The recent German horror import Friend Request was always going to suffer unfavorable comparisons to its found footage American predecessor, Unfriended. Not only was the film originally titled Unfriend in its German release, but it also follows a plot about a group of morally flawed teens who are hunted through social media from beyond the grave by the vengeful ghost of a peer they bullied into suicide, just like in Unfriended. Although it generally has been met with shitty reviews and an ocean of eyerolls, I quite enjoyed Friend Request as a modern slice of digital schlock. It’s in so many ways a conventional horror film that just happens to graft itself onto themes of social media-era technophobia, but those are two aesthetics I generally have a fun time with, so the proposition of that formula isn’t such a raw deal for me. The film’s comparisons to Unfriended, the Citizen Kane of its micro-genre, did the film no favors, however. By stripping Unfriended of its defining found footage gimmick & applying its same story to a more formulaic horror aesthetic, Friend Request illustrates just how silly & ineffective that Blumhouse-produced modern classic could have been if mishandled. You can’t fully appreciate the tonal miracle of Unfriended‘s social media horror achievements until you see the film cheapened by Friend Request, which wasn’t anywhere nearly as committed to their shared gimmick.
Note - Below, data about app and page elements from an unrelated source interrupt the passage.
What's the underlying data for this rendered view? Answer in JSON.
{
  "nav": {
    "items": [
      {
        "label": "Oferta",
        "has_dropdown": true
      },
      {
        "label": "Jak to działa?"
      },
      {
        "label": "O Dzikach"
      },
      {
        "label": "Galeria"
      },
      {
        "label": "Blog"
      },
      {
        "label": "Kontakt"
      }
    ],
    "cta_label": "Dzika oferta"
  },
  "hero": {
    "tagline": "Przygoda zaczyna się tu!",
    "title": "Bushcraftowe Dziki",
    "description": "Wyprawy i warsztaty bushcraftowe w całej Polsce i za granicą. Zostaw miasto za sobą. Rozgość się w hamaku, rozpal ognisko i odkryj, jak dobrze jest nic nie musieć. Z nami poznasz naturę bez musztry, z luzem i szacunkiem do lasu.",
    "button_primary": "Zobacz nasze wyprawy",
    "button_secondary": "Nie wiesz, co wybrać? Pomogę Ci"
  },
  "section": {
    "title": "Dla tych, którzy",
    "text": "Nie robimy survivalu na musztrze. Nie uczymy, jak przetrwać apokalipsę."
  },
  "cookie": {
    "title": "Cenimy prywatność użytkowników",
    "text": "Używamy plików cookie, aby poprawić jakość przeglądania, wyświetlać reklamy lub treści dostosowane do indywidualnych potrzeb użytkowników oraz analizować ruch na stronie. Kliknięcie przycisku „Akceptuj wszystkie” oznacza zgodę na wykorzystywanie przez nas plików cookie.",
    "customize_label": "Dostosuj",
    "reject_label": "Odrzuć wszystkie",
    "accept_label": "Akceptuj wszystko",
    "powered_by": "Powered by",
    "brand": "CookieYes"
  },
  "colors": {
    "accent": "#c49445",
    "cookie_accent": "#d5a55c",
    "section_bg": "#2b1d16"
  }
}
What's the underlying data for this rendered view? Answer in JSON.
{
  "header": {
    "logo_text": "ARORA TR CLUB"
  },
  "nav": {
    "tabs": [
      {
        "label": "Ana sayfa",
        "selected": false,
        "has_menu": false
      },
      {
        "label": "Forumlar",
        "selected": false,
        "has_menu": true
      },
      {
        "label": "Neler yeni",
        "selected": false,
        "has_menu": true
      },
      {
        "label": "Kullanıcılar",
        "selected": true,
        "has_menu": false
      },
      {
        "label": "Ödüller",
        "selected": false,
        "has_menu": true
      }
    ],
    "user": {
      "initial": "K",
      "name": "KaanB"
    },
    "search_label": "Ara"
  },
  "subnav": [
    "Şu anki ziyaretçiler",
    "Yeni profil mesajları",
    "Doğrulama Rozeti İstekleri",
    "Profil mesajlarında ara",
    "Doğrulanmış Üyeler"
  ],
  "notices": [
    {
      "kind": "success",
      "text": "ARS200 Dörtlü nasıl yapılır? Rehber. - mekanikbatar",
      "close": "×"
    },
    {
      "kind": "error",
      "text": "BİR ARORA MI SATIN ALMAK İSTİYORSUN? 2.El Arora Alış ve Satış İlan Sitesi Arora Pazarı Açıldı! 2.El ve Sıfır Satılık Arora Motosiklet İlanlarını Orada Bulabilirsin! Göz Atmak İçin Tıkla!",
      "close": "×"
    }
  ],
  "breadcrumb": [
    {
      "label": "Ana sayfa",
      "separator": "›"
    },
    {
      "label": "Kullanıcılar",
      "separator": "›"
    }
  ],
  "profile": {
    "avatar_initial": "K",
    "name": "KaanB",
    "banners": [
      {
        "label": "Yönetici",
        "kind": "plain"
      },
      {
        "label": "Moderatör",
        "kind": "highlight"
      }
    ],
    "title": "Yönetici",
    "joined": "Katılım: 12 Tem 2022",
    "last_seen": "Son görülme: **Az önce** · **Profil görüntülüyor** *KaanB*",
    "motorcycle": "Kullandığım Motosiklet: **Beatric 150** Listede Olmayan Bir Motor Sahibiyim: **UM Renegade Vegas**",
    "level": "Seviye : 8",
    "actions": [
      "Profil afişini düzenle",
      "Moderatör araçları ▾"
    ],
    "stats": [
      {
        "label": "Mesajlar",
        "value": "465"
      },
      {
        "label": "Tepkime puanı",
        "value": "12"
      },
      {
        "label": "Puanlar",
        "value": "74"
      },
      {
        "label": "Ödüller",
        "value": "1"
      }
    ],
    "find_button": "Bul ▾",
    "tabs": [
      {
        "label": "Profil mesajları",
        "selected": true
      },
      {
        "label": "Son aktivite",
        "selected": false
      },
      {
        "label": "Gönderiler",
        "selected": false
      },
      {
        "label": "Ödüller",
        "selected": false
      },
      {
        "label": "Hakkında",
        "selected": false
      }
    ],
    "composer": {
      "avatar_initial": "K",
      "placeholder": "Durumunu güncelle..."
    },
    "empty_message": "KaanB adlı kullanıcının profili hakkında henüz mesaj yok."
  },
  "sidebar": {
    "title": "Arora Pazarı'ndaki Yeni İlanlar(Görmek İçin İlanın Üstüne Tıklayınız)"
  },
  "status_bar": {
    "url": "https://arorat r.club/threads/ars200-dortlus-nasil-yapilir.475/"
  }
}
The thing I love most about social media horror & thrillers of the 2010s is the way they document the mundane details of what modern communication actually looks like. Unfriended‘s structure as an 80 minute “real time” conversation via Skype, framed from the POV of the Final Girl’s laptop, could not be a more perfect vessel for that kind of internet-age time capsule. An unseen laptop operator clicks from program to program (Facebook, Skype, music players, meme generators, creepypasta forums, Chat Roulette, etc.), simulating the exact experience of communicating in a groupchat circa 2014 (give or take a murderous ghost). Friend Request is much looser in its social media documentation. Before its various kill scenes start bloodying up the screen, the film does pay a lot of attention to what scrolling through a “Facebook” timeline looks like (it’s actually a generic knockoff of Facebook, but the effect is the same). The plot is advanced through timeline-scrolling montage, with attention paid to mundane functions like cover photos, “liking,” “friending,” etc. When the killer Facebook ghost starts tormenting her main victim with video posts of their friends’ suicides, the film also lingers on details like error messages, deleting posts, disabling accounts, etc. The traditional ghost story narrative structure of the film (as opposed to Unfriended‘s found footage structure) prevents it from capturing too much of the 2010s social media zeitgeist past that, though, as only a few stray details can make it to the screen between kills.
Fully committing to the social media gimmick does more to distinguish Unfriended from Friend Request than just in terms of memorable novelty & capturing a cultural time capsule; it also makes for a genuinely eerie movie-watching experience for the audience. Watching a story unfold on a laptop screen feels real to our own experience browsing the internet (whether or not we’re idiot teen bullies who deserve to be murdered by a vengeful ghost). This verisimilitude extends to the frustration of pop-up ads, lagging, and desire to control the mouse cursor ourselves in a way that builds genuine tension between each supernatural kill. Stripped of that gimmick, Friend Request struggles to find ways to make the 2010s social media experience scary. Instead, it looks to generic, haunted house-setting horror movie scares to build that tension, constructing its kills around the mirrors, baby doll parts, woodland settings, and swarming bugs we’ve seen so many times before. Without that tension, the movie’s technophobic scares amount to something much sillier than what the (playful, but effective) kills that Unfriended achieves. When the Facebook ghost is revealed to be employing “demonic” code that transcends our 1’s & 0’s or when the laptops themselves are designated as being evil, dark magic objects that must be destroyed, the film can only be appreciated as a goof. Thankfully, it knows how silly it’s being and makes room for lines like “Unfriend the dead bitch!” in its porn-tier dialogue.
Friend Request isn’t completely devoid of fresh contributions to the social media horror genre. Its criticism of the way we curate the image of our lives & are fake-polite to strangers for attention online isn’t anything new, but I did find some fascinating detail in the way it overlaid images of characters’ faces in their device screens along with their timeline scrolls, as well as the way it made the concept of having absolutely zero friends on an outline platform seem eerie & bizarre. Mostly, though, the film is fun as a campy, internet-age lark and an illustration of just how well-mannered Unfriended‘s own social media horror aesthetic is handled. Unfriended‘s full commitment to its found footage social media gimmick is more impressive in terms of craft, more useful in terms of cultural documentation, and more effective in terms of delivering traditional horror scares through fresh, innovative devices. I can only recommend Friend Request as a delightfully dumb slice of internet age schlock. The more fully-committed Unfriended, on the other hand, is essential viewing, one of the more significant horror canon entries of our time.